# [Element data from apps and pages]
════

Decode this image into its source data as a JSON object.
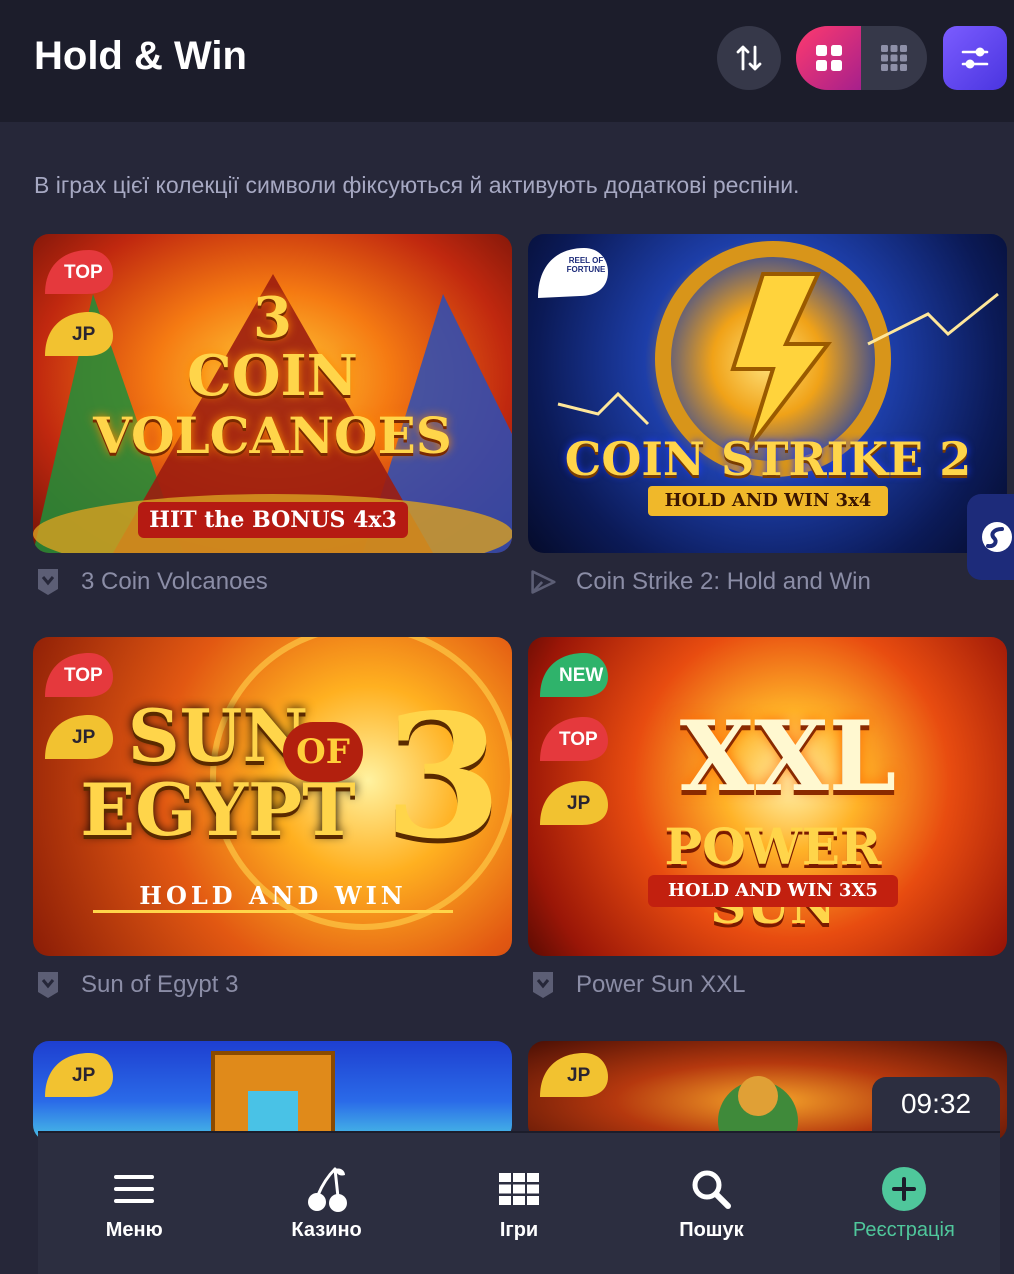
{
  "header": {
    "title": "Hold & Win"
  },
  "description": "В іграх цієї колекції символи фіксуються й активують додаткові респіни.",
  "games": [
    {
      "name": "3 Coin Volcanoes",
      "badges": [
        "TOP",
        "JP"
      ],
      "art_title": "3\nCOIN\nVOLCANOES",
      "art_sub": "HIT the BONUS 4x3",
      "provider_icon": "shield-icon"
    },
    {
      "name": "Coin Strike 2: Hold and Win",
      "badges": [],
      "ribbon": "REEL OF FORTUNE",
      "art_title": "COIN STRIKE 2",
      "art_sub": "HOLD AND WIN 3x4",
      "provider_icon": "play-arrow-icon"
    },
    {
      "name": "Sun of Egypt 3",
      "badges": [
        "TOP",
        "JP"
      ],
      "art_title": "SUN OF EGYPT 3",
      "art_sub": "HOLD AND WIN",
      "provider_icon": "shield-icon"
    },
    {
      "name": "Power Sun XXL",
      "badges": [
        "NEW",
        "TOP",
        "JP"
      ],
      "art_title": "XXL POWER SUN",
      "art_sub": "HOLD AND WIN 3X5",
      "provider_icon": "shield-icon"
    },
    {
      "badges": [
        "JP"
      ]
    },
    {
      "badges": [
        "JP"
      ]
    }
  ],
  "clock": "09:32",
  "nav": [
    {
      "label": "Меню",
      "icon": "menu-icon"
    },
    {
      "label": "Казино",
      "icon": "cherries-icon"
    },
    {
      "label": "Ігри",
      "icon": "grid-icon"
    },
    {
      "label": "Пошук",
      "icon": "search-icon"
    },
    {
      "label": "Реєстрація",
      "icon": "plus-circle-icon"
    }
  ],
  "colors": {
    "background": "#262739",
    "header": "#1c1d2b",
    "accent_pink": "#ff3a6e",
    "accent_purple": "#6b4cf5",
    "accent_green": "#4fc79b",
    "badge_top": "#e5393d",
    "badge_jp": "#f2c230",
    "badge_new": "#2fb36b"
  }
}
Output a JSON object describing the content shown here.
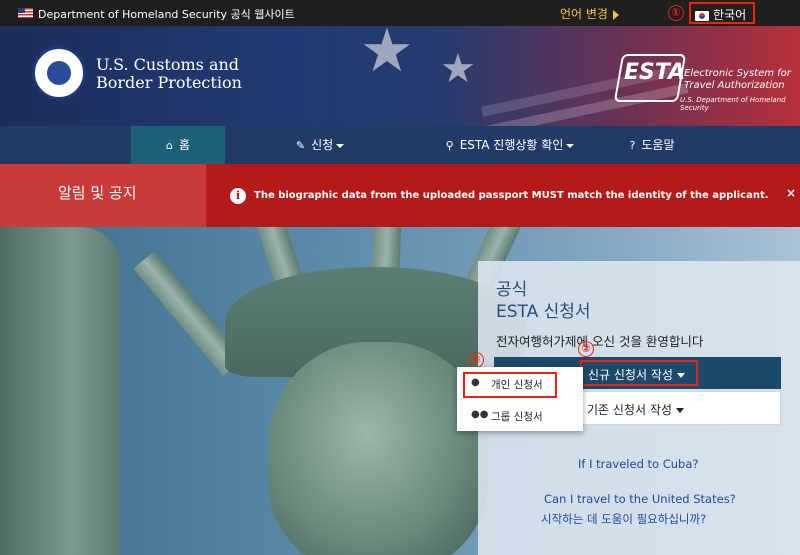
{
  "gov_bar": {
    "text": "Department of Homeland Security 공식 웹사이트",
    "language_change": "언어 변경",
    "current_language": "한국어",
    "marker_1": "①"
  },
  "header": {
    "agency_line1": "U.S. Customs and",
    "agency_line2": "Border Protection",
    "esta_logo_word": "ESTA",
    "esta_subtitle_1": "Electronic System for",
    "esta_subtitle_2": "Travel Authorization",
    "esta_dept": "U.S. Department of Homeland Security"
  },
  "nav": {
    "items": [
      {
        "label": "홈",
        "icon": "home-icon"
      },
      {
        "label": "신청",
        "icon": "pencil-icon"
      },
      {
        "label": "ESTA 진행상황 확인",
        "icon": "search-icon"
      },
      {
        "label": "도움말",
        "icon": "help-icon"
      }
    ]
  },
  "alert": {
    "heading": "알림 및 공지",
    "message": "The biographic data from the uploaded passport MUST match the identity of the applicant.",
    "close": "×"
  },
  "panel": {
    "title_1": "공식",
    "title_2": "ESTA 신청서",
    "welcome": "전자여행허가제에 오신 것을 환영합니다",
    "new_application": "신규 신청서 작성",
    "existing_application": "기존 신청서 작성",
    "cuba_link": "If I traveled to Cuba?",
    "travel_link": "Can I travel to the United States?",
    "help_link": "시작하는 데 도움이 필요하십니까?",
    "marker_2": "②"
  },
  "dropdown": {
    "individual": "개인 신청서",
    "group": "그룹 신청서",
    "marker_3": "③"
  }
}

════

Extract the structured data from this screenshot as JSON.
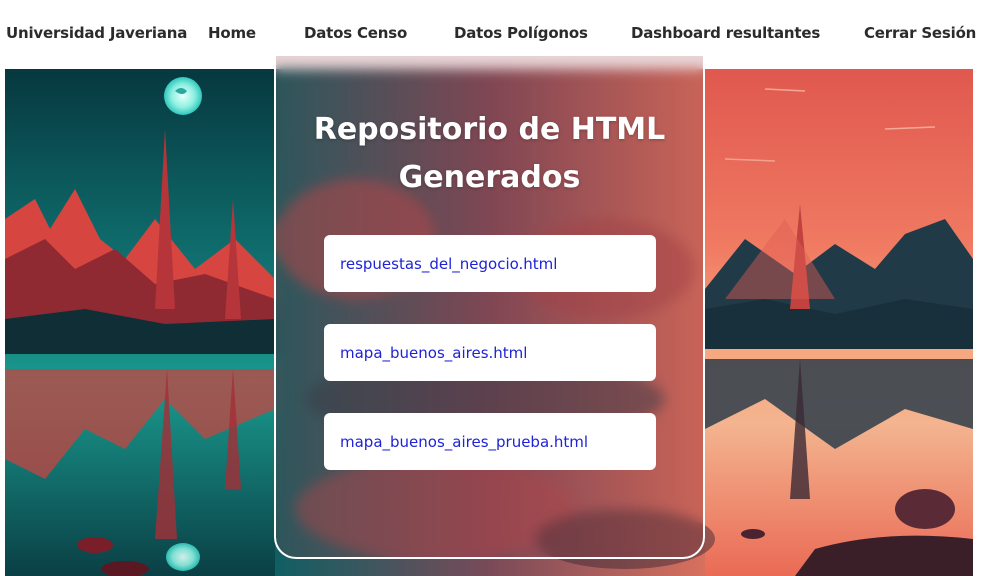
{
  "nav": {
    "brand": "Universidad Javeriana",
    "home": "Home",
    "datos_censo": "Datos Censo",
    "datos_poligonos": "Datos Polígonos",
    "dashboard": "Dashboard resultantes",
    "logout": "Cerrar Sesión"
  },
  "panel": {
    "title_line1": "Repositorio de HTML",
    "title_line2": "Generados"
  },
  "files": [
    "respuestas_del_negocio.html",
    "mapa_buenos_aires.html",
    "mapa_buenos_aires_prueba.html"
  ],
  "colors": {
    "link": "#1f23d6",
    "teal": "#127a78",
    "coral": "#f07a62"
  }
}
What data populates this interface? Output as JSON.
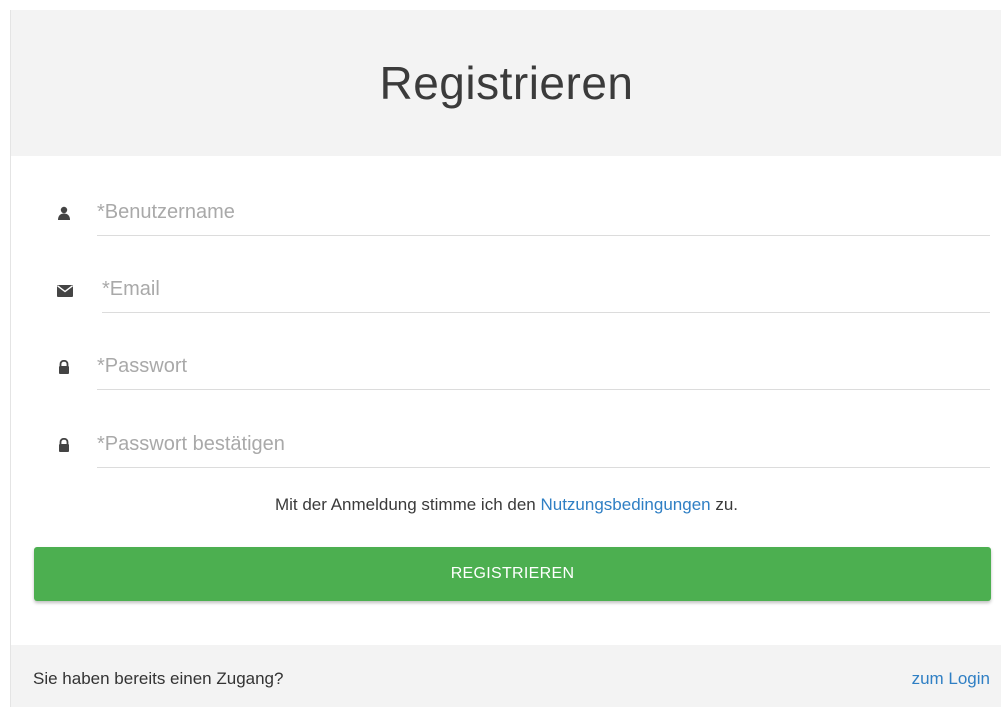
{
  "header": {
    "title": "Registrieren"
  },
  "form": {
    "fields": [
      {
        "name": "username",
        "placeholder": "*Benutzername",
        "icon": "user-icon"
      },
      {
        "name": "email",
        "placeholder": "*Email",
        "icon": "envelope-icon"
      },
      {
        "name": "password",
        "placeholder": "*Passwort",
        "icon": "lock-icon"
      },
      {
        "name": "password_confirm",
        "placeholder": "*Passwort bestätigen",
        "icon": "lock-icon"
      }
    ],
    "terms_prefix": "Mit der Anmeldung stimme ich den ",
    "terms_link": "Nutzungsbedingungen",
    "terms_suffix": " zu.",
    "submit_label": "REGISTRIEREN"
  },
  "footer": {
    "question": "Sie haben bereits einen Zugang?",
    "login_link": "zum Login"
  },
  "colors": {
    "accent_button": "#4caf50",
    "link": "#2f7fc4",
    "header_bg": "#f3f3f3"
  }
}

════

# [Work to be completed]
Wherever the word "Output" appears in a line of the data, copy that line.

# [Task answer]
Output a JSON object describing the content shown here.
What data populates this interface? Output as JSON.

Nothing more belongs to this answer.